Johnson likens Google Glass to the first time he saw the World Wide Web on a Mosaic browser, the now-ancient (in Internet time) ancestor of modern browsers.
“I remember that moment in my life and was like, holy shit, there is something here, there is a revolution coming,” Johnson said. “I actually felt the same way when I put on my Google Glass for the first time and forced myself to use it. I thought, wow, there is something here that is going to be hard to explain to people what is coming.”
Zite the company actually started as a semantic search engine called Worio, but changed course in 2011 to focus on news with a mobile-only focus. Its new app launched in the early days of the iPad and has expanded to the iPhone, Android smartphones and Windows Phone. Google Glass is a natural extension of that approach—albeit one heavily influenced by Johnson’s belief that Glass is just really cool.
The other reason to develop for Glass—the fear of missing out—also plays a factor. Internet disruption caught the media industry unprepared. With mobile now ascendant, media companies don’t want to miss the boat again. If that means building for platforms that ultimately may have no meaningful consumer adoption, so be it. It's better to cover the bases early than be the company that has to catch up to everyone else.
Zite is also bringing version 2.0 to Android

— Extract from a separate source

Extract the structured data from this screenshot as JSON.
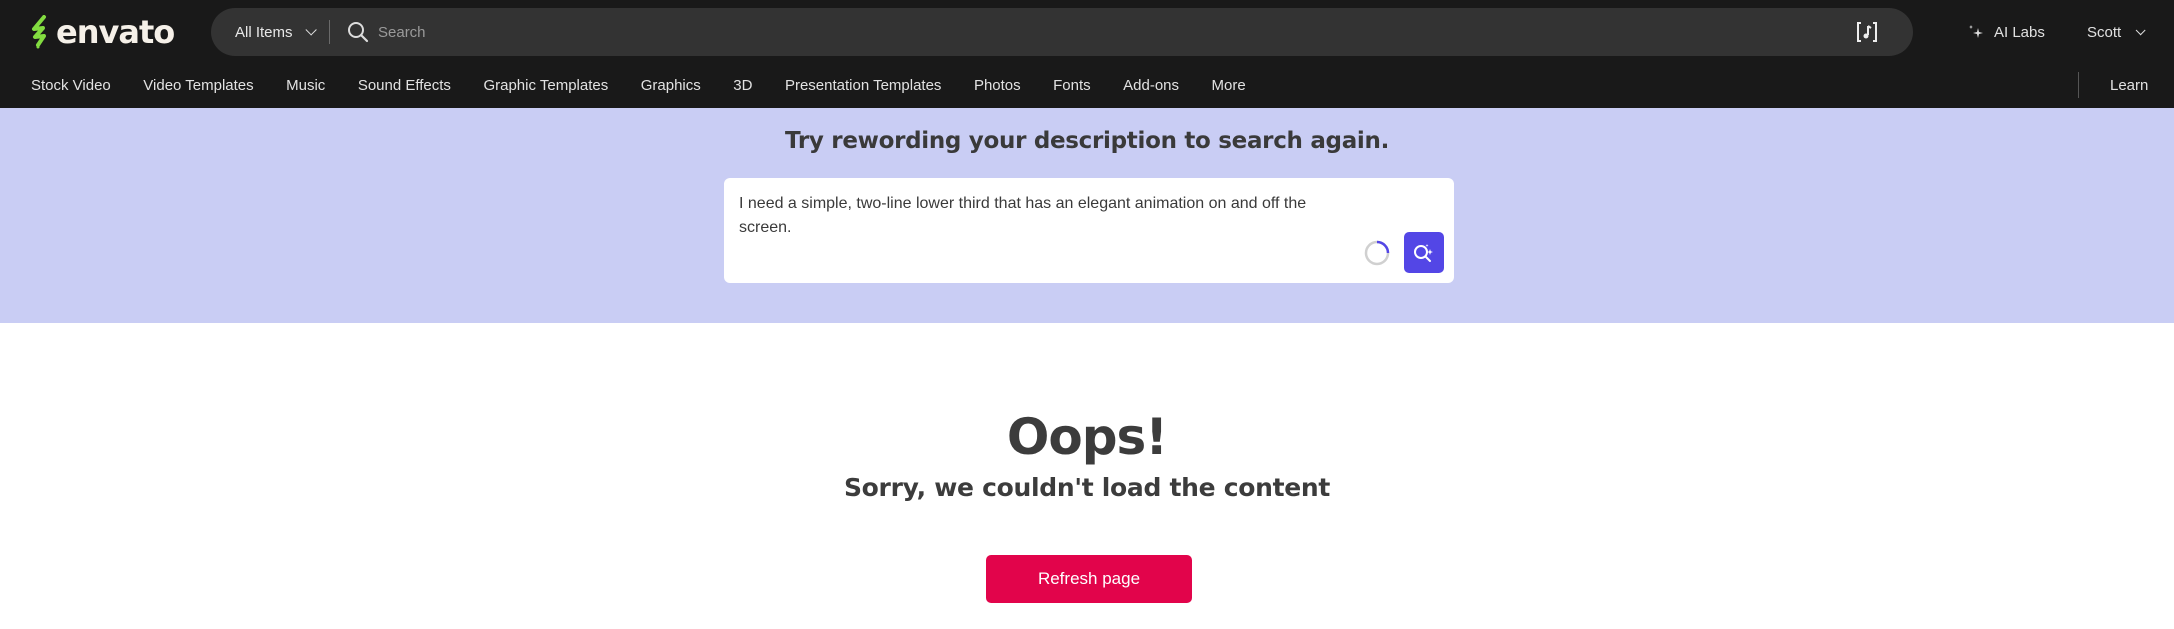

“I really want to be in early on that,” Johnson said. “I think it is important for us to be experimenting on these platforms which are going to be critical for people getting their news and information. And I want to make sure that as this revolution comes about, we are going to understand what consumers want and are going to be prepared for when Google Glass and other kinds of wearables like watches and whatnot become mainstream.”